#### RECORDS SUPPLIED
====
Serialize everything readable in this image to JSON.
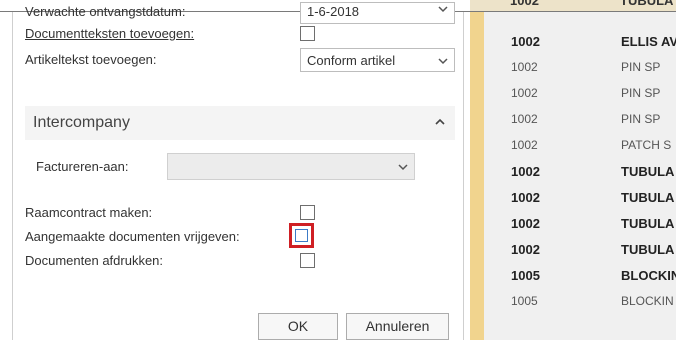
{
  "background_header": {
    "col1": "1002",
    "col2": "TUBULA"
  },
  "dialog": {
    "fields": {
      "expected_receipt_date": {
        "label": "Verwachte ontvangstdatum:",
        "value": "1-6-2018"
      },
      "document_texts": {
        "label": "Documentteksten toevoegen:",
        "checked": false
      },
      "article_text": {
        "label": "Artikeltekst toevoegen:",
        "value": "Conform artikel"
      }
    },
    "intercompany": {
      "title": "Intercompany",
      "invoice_to": {
        "label": "Factureren-aan:",
        "value": ""
      }
    },
    "options": {
      "framework_contract": {
        "label": "Raamcontract maken:",
        "checked": false
      },
      "release_created_docs": {
        "label": "Aangemaakte documenten vrijgeven:",
        "checked": false,
        "highlighted": true
      },
      "print_docs": {
        "label": "Documenten afdrukken:",
        "checked": false
      }
    },
    "buttons": {
      "ok": "OK",
      "cancel": "Annuleren"
    }
  },
  "list": {
    "rows": [
      {
        "c1": "1002",
        "c2": "ELLIS AV",
        "bold": true
      },
      {
        "c1": "1002",
        "c2": "PIN SP",
        "bold": false
      },
      {
        "c1": "1002",
        "c2": "PIN SP",
        "bold": false
      },
      {
        "c1": "1002",
        "c2": "PIN SP",
        "bold": false
      },
      {
        "c1": "1002",
        "c2": "PATCH S",
        "bold": false
      },
      {
        "c1": "1002",
        "c2": "TUBULA",
        "bold": true
      },
      {
        "c1": "1002",
        "c2": "TUBULA",
        "bold": true
      },
      {
        "c1": "1002",
        "c2": "TUBULA",
        "bold": true
      },
      {
        "c1": "1002",
        "c2": "TUBULA",
        "bold": true
      },
      {
        "c1": "1005",
        "c2": "BLOCKIN",
        "bold": true
      },
      {
        "c1": "1005",
        "c2": "BLOCKIN",
        "bold": false
      }
    ]
  },
  "colors": {
    "highlight": "#cf1f24",
    "stripe": "#f1d48e",
    "list_bg": "#f0f0f0"
  },
  "icons": {
    "dropdown": "chevron-down-icon",
    "collapse": "chevron-up-icon"
  }
}
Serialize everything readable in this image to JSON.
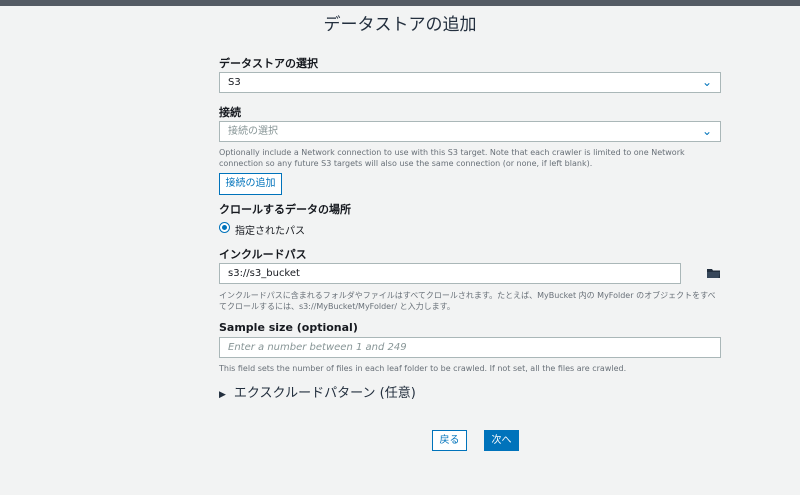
{
  "title": "データストアの追加",
  "datastore": {
    "label": "データストアの選択",
    "value": "S3"
  },
  "connection": {
    "label": "接続",
    "placeholder": "接続の選択",
    "help": "Optionally include a Network connection to use with this S3 target. Note that each crawler is limited to one Network connection so any future S3 targets will also use the same connection (or none, if left blank).",
    "add_button": "接続の追加"
  },
  "crawl_location": {
    "label": "クロールするデータの場所",
    "option": "指定されたパス"
  },
  "include_path": {
    "label": "インクルードパス",
    "value": "s3://s3_bucket",
    "help": "インクルードパスに含まれるフォルダやファイルはすべてクロールされます。たとえば、MyBucket 内の MyFolder のオブジェクトをすべてクロールするには、s3://MyBucket/MyFolder/ と入力します。"
  },
  "sample_size": {
    "label": "Sample size (optional)",
    "placeholder": "Enter a number between 1 and 249",
    "help": "This field sets the number of files in each leaf folder to be crawled. If not set, all the files are crawled."
  },
  "exclude_patterns": {
    "label": "エクスクルードパターン (任意)"
  },
  "footer": {
    "back": "戻る",
    "next": "次へ"
  },
  "icons": {
    "chevron": "chevron-down-icon",
    "folder": "folder-icon",
    "caret": "caret-right-icon"
  },
  "colors": {
    "accent": "#0073bb",
    "background": "#f2f3f3"
  }
}
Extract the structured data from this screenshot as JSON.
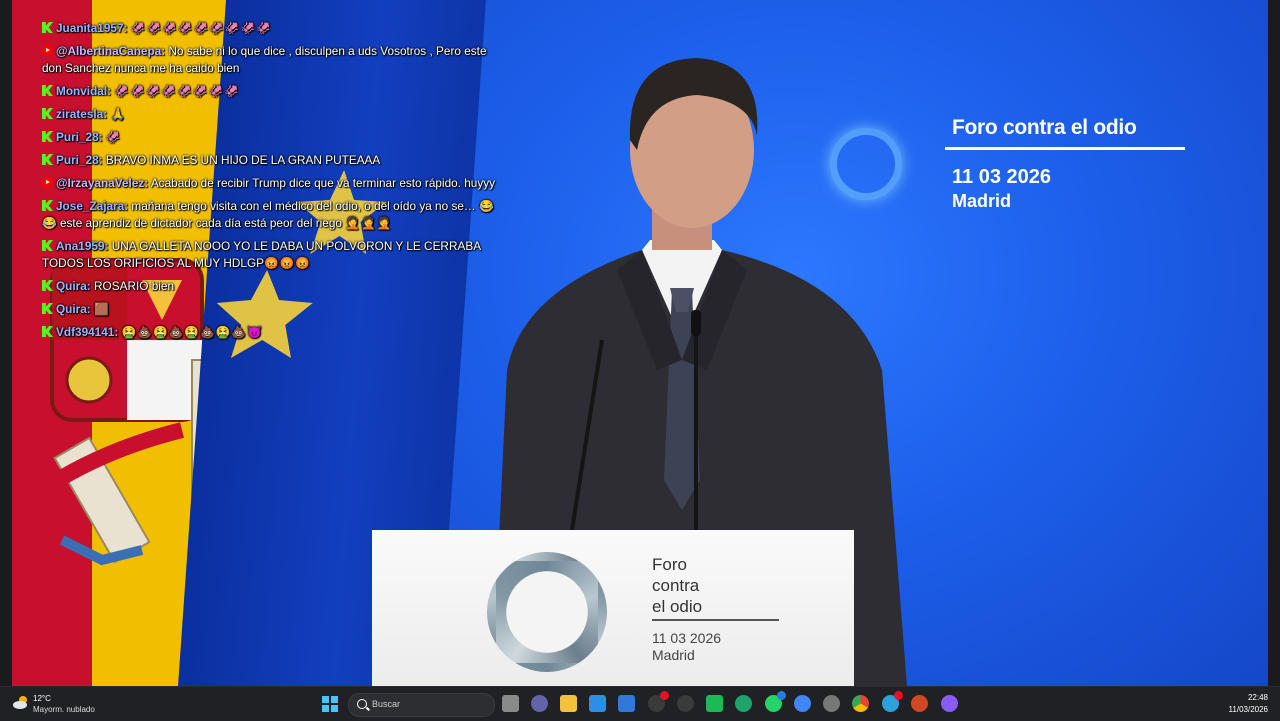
{
  "video": {
    "forum_title": "Foro contra el  odio",
    "forum_date": "11 03 2026",
    "forum_city": "Madrid",
    "lectern_title": "Foro\ncontra\nel  odio",
    "lectern_date": "11 03 2026",
    "lectern_city": "Madrid"
  },
  "chat": [
    {
      "badge": "kick",
      "user": "Juanita1957:",
      "text": "",
      "emotes": "🦑🦑🦑🦑🦑🦑🦑🦑🦑"
    },
    {
      "badge": "youtube",
      "user": "@AlbertinaCanepa:",
      "text": "No sabe ni lo que dice , disculpen a uds Vosotros , Pero este don Sanchez nunca me ha caido bien",
      "emotes": ""
    },
    {
      "badge": "kick",
      "user": "Monvidal:",
      "text": "",
      "emotes": "🦑🦑🦑🦑🦑🦑🦑🦑"
    },
    {
      "badge": "kick",
      "user": "ziratesla:",
      "text": "",
      "emotes": "🙏"
    },
    {
      "badge": "kick",
      "user": "Puri_28:",
      "text": "",
      "emotes": "🦑"
    },
    {
      "badge": "kick",
      "user": "Puri_28:",
      "text": "BRAVO INMA ES UN HIJO DE LA GRAN PUTEAAA",
      "emotes": ""
    },
    {
      "badge": "youtube",
      "user": "@IrzayanaVelez:",
      "text": "Acabado de recibir Trump dice que va terminar esto rápido. huyyy",
      "emotes": ""
    },
    {
      "badge": "kick",
      "user": "Jose_Zajara:",
      "text": "mañana tengo visita con el médico del odio, o del oído ya no se… 😂😂 este aprendiz de dictador cada día está peor del riego",
      "emotes": "🤦🤦🤦"
    },
    {
      "badge": "kick",
      "user": "Ana1959:",
      "text": "UNA GALLETA NOOO YO LE DABA UN POLVORON Y LE CERRABA TODOS LOS ORIFICIOS AL MUY HDLGP",
      "emotes": "😡😡😡"
    },
    {
      "badge": "kick",
      "user": "Quira:",
      "text": "ROSARIO bien",
      "emotes": ""
    },
    {
      "badge": "kick",
      "user": "Quira:",
      "text": "",
      "emotes": "🟫"
    },
    {
      "badge": "kick",
      "user": "Vdf394141:",
      "text": "",
      "emotes": "🤮💩🤮💩🤮💩🤮💩😈"
    }
  ],
  "taskbar": {
    "weather_temp": "12°C",
    "weather_desc": "Mayorm. nublado",
    "search_placeholder": "Buscar",
    "apps": [
      {
        "name": "task-view",
        "color": "#8a8a8a"
      },
      {
        "name": "teams",
        "color": "#6264a7"
      },
      {
        "name": "file-explorer",
        "color": "#f3c13a"
      },
      {
        "name": "store",
        "color": "#2b8fe8"
      },
      {
        "name": "mail",
        "color": "#2f7ad9"
      },
      {
        "name": "chat-app",
        "color": "#e81123"
      },
      {
        "name": "obs",
        "color": "#3a3a3a"
      },
      {
        "name": "app-green",
        "color": "#1db954"
      },
      {
        "name": "edge",
        "color": "#1fa36b"
      },
      {
        "name": "whatsapp",
        "color": "#25d366"
      },
      {
        "name": "chrome-alt",
        "color": "#4285f4"
      },
      {
        "name": "settings",
        "color": "#777"
      },
      {
        "name": "chrome",
        "color": "#ea4335"
      },
      {
        "name": "telegram",
        "color": "#2aa3dc"
      },
      {
        "name": "powerpoint",
        "color": "#d24726"
      },
      {
        "name": "app-purple",
        "color": "#8a5cf6"
      }
    ],
    "time": "22:48",
    "date": "11/03/2026"
  }
}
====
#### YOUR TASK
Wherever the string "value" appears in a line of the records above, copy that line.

#### ANSWER BOX
        "value": "1-6-2018"
        "value": "Conform artikel"
        "value": ""
    "value": "S3"
    "value": "s3://s3_bucket",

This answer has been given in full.